Blandl T., et al. (1998) NMDA-receptor antagonist requirements in conantokin-G. FEBS Lett. PMID: 9762921

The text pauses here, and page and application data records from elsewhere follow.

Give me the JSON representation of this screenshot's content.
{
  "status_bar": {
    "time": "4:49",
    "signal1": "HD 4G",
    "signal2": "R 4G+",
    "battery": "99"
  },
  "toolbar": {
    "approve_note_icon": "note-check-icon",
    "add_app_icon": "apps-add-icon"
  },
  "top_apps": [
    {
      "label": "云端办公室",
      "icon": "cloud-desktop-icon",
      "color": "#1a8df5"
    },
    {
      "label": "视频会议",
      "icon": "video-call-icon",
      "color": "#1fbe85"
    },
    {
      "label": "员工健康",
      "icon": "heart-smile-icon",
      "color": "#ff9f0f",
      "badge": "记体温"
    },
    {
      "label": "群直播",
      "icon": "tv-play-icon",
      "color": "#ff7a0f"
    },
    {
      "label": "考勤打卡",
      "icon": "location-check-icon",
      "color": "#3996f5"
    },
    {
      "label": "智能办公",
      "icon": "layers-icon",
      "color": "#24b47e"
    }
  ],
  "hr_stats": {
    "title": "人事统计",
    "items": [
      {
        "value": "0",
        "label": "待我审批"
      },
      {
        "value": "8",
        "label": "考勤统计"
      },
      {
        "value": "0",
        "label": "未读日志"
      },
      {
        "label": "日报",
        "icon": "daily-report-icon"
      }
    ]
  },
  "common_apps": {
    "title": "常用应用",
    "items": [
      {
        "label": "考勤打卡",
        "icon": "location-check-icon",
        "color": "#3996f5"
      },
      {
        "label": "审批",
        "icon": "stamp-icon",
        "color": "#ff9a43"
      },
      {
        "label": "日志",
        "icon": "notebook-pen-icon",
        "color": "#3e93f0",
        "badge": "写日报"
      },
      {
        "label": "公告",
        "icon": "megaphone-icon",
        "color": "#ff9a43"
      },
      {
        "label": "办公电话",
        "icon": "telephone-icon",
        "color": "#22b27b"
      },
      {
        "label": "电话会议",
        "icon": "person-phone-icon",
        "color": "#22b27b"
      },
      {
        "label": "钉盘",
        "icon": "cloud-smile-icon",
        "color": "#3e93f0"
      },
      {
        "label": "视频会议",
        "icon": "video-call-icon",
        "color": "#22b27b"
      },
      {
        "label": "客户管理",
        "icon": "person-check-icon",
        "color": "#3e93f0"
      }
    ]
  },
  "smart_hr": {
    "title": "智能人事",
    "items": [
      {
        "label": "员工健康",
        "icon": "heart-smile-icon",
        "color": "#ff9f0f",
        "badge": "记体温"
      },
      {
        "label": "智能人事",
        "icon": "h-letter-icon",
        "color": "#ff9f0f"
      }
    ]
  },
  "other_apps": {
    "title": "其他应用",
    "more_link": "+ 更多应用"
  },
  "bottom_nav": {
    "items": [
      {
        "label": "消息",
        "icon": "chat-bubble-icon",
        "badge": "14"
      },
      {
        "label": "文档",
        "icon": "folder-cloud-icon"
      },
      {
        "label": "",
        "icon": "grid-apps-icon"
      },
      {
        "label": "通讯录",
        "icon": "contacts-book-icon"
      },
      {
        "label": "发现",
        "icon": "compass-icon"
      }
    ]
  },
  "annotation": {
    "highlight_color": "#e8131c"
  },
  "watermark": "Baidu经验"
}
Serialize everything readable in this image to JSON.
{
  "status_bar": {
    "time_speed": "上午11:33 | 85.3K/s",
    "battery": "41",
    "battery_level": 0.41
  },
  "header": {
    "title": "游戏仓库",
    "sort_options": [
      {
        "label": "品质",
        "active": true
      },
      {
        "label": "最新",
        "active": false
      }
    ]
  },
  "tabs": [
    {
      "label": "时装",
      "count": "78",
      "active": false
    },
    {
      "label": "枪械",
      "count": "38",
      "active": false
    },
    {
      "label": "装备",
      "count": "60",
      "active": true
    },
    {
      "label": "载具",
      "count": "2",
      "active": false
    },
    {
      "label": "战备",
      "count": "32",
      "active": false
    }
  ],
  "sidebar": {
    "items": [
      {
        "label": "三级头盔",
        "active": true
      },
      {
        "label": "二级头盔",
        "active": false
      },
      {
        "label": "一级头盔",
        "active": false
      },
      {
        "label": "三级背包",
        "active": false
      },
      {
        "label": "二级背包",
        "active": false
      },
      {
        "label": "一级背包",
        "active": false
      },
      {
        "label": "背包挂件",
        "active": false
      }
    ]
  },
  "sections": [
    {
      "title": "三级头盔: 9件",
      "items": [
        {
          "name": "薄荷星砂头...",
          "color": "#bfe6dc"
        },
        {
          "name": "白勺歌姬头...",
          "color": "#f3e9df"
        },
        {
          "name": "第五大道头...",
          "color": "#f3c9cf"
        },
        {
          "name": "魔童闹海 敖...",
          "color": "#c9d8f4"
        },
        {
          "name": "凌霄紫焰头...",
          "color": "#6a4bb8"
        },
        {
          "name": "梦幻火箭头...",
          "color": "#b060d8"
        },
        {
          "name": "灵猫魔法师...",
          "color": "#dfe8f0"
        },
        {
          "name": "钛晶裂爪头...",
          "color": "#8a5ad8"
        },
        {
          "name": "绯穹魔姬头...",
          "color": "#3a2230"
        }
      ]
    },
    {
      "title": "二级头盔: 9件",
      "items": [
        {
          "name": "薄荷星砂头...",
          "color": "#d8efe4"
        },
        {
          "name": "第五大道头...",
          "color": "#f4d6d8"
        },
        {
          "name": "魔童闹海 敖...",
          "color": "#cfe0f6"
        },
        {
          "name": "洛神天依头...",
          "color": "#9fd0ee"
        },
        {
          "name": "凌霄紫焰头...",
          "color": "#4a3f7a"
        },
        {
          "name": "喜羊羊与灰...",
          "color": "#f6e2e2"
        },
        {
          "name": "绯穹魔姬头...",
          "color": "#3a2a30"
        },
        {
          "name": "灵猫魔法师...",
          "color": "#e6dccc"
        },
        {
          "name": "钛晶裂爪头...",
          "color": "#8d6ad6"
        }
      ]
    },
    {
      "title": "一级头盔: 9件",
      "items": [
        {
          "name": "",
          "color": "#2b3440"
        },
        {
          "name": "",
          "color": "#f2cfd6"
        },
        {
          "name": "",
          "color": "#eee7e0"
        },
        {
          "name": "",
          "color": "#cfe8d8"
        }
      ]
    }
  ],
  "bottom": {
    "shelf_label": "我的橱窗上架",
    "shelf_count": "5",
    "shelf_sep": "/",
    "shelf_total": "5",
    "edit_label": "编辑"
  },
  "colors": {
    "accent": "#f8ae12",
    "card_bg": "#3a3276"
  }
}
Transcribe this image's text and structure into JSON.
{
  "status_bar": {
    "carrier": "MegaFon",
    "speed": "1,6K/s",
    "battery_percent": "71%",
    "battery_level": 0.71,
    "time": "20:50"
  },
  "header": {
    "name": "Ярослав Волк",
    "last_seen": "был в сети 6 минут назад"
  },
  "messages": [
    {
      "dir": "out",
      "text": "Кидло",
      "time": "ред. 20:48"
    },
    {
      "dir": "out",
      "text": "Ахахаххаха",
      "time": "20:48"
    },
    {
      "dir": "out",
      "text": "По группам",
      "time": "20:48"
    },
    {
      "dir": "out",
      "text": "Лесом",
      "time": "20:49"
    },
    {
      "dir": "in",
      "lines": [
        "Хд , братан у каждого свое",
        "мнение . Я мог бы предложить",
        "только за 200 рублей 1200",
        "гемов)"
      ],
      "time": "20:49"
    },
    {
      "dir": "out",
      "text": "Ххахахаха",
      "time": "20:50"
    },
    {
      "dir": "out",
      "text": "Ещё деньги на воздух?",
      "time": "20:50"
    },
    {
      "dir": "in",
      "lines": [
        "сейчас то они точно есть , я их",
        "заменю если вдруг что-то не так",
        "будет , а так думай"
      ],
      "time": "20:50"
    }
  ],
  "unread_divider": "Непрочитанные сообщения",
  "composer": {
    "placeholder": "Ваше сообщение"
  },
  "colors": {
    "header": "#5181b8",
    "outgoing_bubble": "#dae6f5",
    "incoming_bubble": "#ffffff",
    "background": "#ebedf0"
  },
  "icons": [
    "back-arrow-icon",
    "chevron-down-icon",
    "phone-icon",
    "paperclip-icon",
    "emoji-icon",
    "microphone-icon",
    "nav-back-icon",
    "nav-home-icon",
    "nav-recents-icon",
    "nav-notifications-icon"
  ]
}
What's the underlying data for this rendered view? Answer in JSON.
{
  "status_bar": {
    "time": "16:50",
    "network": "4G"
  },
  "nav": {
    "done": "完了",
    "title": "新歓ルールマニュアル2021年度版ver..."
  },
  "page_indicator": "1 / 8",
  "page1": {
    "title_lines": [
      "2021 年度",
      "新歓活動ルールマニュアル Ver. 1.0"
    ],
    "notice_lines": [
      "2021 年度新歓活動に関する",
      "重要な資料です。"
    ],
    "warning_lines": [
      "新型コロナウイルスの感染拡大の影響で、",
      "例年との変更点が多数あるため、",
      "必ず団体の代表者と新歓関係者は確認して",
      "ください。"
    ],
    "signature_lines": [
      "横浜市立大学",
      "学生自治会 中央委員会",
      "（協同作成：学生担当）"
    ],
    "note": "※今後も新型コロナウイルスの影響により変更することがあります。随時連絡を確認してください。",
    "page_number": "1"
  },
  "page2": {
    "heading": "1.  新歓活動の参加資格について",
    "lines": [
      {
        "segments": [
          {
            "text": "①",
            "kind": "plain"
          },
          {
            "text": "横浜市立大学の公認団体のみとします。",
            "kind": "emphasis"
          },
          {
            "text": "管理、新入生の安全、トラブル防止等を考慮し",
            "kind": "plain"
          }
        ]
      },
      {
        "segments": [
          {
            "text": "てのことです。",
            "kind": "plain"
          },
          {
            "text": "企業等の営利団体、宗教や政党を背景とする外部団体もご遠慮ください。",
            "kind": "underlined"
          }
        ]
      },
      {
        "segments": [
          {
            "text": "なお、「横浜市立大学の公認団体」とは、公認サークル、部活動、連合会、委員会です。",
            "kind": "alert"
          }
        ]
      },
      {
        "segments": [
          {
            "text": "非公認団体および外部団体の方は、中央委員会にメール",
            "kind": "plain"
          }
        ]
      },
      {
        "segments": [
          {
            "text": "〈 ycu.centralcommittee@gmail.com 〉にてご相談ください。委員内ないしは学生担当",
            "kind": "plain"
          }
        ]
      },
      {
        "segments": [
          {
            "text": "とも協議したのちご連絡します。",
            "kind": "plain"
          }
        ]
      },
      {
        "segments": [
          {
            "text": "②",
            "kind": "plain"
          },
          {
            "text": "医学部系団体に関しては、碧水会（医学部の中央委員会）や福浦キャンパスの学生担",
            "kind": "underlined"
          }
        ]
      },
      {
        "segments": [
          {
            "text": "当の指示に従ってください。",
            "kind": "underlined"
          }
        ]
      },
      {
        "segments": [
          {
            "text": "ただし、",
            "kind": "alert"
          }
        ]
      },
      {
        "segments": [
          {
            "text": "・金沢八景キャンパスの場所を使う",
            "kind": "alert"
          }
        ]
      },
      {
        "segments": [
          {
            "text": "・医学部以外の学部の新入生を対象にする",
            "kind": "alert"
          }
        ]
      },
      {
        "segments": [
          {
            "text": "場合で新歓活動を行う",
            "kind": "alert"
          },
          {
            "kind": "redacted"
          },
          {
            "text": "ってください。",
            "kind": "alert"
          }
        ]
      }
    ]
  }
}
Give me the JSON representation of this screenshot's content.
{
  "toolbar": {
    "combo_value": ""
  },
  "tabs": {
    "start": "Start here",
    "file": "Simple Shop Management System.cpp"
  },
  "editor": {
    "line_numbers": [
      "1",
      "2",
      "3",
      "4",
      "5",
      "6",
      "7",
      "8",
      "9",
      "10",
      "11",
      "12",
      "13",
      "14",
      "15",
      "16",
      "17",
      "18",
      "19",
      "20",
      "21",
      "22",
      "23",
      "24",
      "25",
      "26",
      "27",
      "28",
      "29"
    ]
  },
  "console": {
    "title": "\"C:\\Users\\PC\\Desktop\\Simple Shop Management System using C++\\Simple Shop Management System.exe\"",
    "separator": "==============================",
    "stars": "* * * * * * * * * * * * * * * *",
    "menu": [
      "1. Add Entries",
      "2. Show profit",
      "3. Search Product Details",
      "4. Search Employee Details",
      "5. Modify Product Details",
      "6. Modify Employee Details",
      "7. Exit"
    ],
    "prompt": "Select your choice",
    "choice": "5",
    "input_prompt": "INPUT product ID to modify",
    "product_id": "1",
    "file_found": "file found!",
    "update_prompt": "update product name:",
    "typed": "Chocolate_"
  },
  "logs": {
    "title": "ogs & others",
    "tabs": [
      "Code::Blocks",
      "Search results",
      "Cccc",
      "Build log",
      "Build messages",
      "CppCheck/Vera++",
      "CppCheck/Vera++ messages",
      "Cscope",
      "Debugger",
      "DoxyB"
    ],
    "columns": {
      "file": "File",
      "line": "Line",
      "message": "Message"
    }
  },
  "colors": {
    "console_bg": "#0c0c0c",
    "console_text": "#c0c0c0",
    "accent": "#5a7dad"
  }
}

Conantokin-G is a 17 amino acid peptide isolated from the venom of the fish-eating snail Conus geographus which produces hyperactivity when injected into the brains of adult mice. We show that this peptide is a selective N-methyl-D-aspartate (NMDA) antagonist based on its ability to block NMDA-induced elevation of cGMP in rat cerebellar slices in vitro (IC50 = 171 nM), but not kainic acid-induced elevations. This inhibition could not be overcome by increasing the NMDA concentration, indicating non-competitive inhibition. Conantokin-G displayed no affinity for binding sites for thienylcyclohexylpiperidine, various glutamate subclasses or those for several other neurotransmitters/neuromodulators. This peptide, however, enhanced [3H]glycine binding to rat forebrain membranes but not to spinal cord membranes. The activity profile of the peptide in various assays indicates that it is a novel type of non-competitive NMDA antagonist.